AAEM supports the inclusion of language in the discussion draft relating to the transparency of Medicare data. AAEM is opposed to fraud and abuse in the Medicare system. Emergency physicians can serve as an important defense against billing fraud, but they are unable to do so if they are not allowed to see what is being collected in exchange for their services. A transparent system results in better patient outcomes and more efficient Federal healthcare programs.

Proposal
AAEM supports an addition to the current CFR Title 42, Part 424.80 [referenced below]. The following language would enhance billing transparency: "The billing entity shall provide the supplier with itemized monthly reports of the claims submitted and remittances received on behalf of the supplier."

Code of Federal Regulations - Title 42: Public Health PART 424.80 – Prohibition of reassignment of claims by suppliers

(2) Access to records. The supplier furnishing the service has unrestricted access to claims submitted by an entity for services provided by that supplier.

Taken together, these straightforward, common sense reforms will improve the physician practice environment and improve efficiency and patient outcomes. We look forward to the opportunity to provide you with additional information on these proposals.

Finally, we would like to express our strong support for medical liability reform. We appreciate the past efforts of Congress to fix our broken medical liability system, and we hope that your Committees will continue working to bring much needed reforms to this aspect of our judicial system. AAEM supports sovereign immunity for emergency physicians acting in a volunteer capacity or providing uncompensated care for the uninsured or Medicaid population under EMTALA. Emergency physicians experience the negative effects of rapidly rising liability insurance rates on a daily basis. In EDs across the country, physicians face challenges sustaining their practice due to skyrocketing insurance rates combined with the large numbers of uninsured or underinsured patients they treat. Under the current system, many emergency physicians find themselves unable to obtain needed specialty consultation for victims of trauma due to liability concerns.

The net effect of this broken system is the cost increase of healthcare through the practice of defensive medicine. The costs associated with defensive medicine force physicians to make difficult decisions to limit services, retire early, or relocate their practices to states where medical liability insurance premiums are more stable. Without Congressional action to address medical liability reform, the practice of defensive medicine will continue to be accepted as a new standard of care, and healthcare costs will grow at an unsustainable rate.
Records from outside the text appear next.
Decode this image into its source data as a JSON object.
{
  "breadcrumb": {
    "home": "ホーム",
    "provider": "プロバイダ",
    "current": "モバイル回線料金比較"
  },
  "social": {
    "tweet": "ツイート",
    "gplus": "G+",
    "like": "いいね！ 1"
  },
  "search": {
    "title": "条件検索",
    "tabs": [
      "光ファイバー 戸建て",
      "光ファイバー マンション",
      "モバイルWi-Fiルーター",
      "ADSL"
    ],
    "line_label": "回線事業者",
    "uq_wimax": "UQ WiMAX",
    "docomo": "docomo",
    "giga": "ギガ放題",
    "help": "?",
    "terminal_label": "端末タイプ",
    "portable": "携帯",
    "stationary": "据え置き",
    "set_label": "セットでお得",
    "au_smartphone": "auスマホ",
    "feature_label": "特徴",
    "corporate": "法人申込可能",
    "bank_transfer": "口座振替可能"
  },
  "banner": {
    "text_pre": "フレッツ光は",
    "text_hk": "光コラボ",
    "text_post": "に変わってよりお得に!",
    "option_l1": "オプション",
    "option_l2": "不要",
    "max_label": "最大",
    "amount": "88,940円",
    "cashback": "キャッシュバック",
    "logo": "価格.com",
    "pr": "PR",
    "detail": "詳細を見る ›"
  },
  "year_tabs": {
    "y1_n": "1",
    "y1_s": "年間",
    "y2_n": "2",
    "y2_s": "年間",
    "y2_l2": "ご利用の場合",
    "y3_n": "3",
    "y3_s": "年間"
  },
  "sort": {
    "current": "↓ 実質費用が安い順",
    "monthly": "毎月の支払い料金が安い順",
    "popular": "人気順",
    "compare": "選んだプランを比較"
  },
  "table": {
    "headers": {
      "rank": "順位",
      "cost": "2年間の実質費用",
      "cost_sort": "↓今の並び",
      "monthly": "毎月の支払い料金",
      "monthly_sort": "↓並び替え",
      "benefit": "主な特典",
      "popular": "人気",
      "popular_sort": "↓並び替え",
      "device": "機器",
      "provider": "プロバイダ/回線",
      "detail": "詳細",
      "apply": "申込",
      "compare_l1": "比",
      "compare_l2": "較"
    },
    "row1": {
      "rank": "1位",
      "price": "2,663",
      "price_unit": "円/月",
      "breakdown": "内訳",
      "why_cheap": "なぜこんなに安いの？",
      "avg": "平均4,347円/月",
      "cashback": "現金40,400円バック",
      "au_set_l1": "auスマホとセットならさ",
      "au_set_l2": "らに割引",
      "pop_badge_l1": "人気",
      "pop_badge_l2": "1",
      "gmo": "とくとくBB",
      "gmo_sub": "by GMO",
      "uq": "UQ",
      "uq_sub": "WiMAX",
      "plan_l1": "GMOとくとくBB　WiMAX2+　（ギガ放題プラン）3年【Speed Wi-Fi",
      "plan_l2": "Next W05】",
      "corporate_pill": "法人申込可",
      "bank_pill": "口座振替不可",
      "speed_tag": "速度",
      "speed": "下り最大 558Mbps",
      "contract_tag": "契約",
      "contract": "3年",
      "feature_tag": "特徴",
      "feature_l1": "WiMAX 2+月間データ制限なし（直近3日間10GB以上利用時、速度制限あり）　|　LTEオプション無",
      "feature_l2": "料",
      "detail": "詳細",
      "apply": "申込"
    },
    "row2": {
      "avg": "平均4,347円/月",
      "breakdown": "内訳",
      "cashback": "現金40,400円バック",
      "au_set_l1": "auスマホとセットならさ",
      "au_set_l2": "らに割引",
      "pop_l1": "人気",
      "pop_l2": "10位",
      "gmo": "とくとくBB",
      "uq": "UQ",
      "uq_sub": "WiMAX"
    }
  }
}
Thank you again for the opportunity to provide feedback on the SGR repeal discussion draft that you have developed. We look forward to having a robust dialogue with your Committees and hope to continue working with you on issues that are critical to the physician community. We welcome the opportunity to serve as a resource to you on issues impacting emergency care.

Sincerely yours,
William T. Durkin, Jr., MD MBA FAAEM
AAEM President